**EXERCISE REQUIREMENTS**
Supply the number of lines below containing "true", nothing else.

**Records from a collection**
-=-=-=-=-

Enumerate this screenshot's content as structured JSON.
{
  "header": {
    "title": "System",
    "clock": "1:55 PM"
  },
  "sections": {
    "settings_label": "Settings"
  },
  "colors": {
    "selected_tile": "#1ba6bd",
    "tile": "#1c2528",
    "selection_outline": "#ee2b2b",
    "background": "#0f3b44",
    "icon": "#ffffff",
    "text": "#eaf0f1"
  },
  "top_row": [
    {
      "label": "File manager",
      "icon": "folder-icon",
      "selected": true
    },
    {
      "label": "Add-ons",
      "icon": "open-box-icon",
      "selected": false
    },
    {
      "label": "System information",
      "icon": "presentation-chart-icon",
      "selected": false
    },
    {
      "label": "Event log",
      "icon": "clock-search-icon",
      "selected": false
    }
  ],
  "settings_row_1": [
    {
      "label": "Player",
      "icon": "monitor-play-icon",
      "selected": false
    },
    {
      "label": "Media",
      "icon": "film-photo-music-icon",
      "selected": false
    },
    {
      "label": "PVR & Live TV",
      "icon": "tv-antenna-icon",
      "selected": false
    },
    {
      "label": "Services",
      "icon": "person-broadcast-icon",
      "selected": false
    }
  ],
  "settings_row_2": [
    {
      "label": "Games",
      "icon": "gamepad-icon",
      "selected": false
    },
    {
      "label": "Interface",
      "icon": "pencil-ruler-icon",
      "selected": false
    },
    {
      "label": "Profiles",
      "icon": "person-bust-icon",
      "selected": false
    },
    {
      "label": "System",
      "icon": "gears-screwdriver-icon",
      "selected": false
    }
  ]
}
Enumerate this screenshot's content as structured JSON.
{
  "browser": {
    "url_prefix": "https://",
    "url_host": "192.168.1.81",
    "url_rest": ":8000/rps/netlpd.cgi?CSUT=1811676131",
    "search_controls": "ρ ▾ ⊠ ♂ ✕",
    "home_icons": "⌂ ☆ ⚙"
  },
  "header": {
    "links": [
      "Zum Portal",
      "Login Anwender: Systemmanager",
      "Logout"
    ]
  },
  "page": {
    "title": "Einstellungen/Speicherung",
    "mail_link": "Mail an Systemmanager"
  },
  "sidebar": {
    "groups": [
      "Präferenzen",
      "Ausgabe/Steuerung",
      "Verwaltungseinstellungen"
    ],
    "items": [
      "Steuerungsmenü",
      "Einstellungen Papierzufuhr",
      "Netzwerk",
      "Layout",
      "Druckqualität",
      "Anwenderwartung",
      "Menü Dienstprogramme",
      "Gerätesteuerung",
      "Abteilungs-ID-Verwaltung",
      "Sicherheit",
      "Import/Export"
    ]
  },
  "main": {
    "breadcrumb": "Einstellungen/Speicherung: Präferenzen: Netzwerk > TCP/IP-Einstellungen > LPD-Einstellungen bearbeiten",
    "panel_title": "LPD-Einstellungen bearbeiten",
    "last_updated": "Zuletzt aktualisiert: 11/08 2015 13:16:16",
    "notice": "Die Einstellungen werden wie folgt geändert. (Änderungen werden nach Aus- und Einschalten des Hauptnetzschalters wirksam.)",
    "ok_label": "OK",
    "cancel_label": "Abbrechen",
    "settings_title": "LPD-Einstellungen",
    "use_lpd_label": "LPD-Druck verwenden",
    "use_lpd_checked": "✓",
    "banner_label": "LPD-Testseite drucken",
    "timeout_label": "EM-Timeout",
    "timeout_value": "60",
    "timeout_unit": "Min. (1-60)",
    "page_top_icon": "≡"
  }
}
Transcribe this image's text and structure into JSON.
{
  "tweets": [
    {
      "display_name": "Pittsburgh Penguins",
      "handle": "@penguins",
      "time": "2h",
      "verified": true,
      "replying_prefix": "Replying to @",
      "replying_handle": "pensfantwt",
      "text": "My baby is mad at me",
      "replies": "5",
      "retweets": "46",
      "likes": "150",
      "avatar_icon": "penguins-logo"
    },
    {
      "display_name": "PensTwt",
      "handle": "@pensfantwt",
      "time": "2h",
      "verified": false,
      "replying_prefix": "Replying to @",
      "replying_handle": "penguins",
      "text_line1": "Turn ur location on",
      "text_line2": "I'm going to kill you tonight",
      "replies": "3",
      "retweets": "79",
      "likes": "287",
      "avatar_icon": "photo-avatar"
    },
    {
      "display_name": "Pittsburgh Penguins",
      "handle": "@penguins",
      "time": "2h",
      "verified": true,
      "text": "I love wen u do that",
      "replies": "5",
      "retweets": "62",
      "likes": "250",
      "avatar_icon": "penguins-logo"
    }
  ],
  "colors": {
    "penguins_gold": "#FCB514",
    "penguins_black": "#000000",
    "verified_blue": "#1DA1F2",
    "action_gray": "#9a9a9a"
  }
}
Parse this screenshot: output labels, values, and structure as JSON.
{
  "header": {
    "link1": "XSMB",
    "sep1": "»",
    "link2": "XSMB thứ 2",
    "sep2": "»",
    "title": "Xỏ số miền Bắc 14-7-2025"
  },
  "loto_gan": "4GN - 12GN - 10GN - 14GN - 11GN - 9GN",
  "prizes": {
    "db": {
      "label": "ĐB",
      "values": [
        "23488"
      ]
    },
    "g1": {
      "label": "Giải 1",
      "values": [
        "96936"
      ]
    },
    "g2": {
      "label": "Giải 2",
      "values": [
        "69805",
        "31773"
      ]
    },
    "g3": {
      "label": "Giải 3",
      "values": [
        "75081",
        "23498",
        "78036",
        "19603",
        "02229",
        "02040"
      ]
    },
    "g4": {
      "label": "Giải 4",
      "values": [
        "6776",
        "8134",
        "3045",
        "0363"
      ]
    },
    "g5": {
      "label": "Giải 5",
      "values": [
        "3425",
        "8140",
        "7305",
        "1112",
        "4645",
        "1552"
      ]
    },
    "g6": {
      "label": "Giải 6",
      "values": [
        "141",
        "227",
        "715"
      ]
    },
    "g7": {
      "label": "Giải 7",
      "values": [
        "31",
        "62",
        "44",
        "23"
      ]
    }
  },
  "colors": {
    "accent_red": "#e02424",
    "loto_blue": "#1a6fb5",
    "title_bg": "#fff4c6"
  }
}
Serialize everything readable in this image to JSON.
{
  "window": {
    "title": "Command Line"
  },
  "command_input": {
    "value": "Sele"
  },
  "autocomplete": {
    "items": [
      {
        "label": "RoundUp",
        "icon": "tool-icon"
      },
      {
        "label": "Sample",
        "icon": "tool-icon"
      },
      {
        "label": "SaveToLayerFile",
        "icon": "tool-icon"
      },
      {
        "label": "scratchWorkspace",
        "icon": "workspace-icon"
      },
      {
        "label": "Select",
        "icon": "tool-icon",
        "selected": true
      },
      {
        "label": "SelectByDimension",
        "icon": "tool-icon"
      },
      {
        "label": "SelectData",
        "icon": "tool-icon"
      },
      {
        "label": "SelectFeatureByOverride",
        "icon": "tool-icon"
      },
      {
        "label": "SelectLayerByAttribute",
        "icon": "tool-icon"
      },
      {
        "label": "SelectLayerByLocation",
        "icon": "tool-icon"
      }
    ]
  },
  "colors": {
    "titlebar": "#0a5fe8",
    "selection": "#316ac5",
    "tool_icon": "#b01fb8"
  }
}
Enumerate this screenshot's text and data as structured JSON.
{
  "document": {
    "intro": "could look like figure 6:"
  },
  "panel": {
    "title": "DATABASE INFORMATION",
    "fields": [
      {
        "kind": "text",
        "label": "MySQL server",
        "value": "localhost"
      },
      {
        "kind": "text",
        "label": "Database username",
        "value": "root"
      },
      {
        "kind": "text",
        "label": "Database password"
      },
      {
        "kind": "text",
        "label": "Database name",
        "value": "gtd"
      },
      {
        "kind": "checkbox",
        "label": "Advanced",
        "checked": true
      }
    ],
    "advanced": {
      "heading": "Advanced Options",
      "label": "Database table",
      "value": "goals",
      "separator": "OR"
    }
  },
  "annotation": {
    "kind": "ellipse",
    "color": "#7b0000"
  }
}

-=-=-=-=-

**WRITTEN RESPONSE**
5